Exposing young children to gardening can help them develop important life skills

With the warmer weather finally looking like it’ll stick around for good, it’s time to break out your gardening tools. Even if growing your own food sounds too difficult, you can start small with a potted plant or two.

Want a gardening buddy? Gardening with your children is not only a great way to spend time together, but it could aid in their development.


When a child is introduced to a garden they are exposed to a variety of elements that can help them develop their locomotor skills, body management skills, and object control skills. Children can also work on their fine motor skills when they pick up a rake or use a shovel.

In addition to working on how to move about in tight corners or how to handle fragile items, children’s senses are fully engaged as they feel the dirt beneath their toes, smell the flowers, see the buzzing bees, and taste the sweet fruit they grew all by themselves.


PBS also suggests that teaching children to garden could improve their immunity. The argument is based on the hygiene hypothesis, which states that a lack of exposure to germs at a young age actually suppresses the development of a child’s immune system.

Children who garden will also tend to ask more questions about the process and may even become interested enough that they seek out more information on their own.


Finally, teaching your child to garden allows you to spend quality time together, and who would say no to spend more time with their little one?

Teaching children to garden has a number of benefits.
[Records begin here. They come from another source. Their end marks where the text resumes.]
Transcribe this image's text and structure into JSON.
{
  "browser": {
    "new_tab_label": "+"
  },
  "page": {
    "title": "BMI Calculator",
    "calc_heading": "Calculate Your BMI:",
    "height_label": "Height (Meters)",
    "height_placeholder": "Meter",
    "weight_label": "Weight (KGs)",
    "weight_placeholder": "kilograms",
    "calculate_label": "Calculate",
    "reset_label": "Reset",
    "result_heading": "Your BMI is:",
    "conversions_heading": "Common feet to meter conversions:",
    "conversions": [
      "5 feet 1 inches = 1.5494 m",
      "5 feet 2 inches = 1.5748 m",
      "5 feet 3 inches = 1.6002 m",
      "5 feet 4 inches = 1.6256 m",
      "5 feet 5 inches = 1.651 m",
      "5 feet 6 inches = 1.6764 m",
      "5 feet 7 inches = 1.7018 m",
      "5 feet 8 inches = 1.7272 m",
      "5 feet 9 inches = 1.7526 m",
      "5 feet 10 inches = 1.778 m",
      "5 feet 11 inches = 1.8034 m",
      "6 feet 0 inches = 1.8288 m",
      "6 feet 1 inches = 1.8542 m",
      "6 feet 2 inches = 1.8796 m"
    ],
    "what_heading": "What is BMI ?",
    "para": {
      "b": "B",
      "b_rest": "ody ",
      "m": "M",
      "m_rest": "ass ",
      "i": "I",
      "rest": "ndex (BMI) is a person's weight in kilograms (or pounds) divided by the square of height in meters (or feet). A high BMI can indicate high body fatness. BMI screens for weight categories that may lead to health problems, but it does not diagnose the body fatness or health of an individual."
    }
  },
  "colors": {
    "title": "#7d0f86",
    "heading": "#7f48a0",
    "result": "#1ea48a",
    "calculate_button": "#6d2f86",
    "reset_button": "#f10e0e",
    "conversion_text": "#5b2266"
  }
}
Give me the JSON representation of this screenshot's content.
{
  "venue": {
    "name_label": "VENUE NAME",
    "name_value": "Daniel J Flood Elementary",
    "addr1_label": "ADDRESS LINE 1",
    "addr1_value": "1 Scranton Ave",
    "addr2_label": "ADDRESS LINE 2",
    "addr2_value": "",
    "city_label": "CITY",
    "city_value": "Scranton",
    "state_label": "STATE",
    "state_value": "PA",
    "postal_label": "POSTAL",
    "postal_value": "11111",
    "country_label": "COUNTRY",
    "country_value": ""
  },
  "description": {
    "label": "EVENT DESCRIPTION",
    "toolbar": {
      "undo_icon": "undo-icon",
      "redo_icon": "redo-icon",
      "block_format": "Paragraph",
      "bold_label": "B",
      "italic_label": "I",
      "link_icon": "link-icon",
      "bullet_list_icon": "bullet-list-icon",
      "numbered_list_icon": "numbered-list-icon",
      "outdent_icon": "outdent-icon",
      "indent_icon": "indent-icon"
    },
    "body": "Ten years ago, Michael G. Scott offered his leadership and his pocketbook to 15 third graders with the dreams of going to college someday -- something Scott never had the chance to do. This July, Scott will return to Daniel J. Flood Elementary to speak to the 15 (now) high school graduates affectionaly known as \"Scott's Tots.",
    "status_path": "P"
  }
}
It produces a unique learning opportunity that engages all of the senses, inspires inquisitive minds, and creates an opportunity to spend time together.

Pass this article on if you think gardening is the perfect way to engage a young child’s mind and develop important life skills.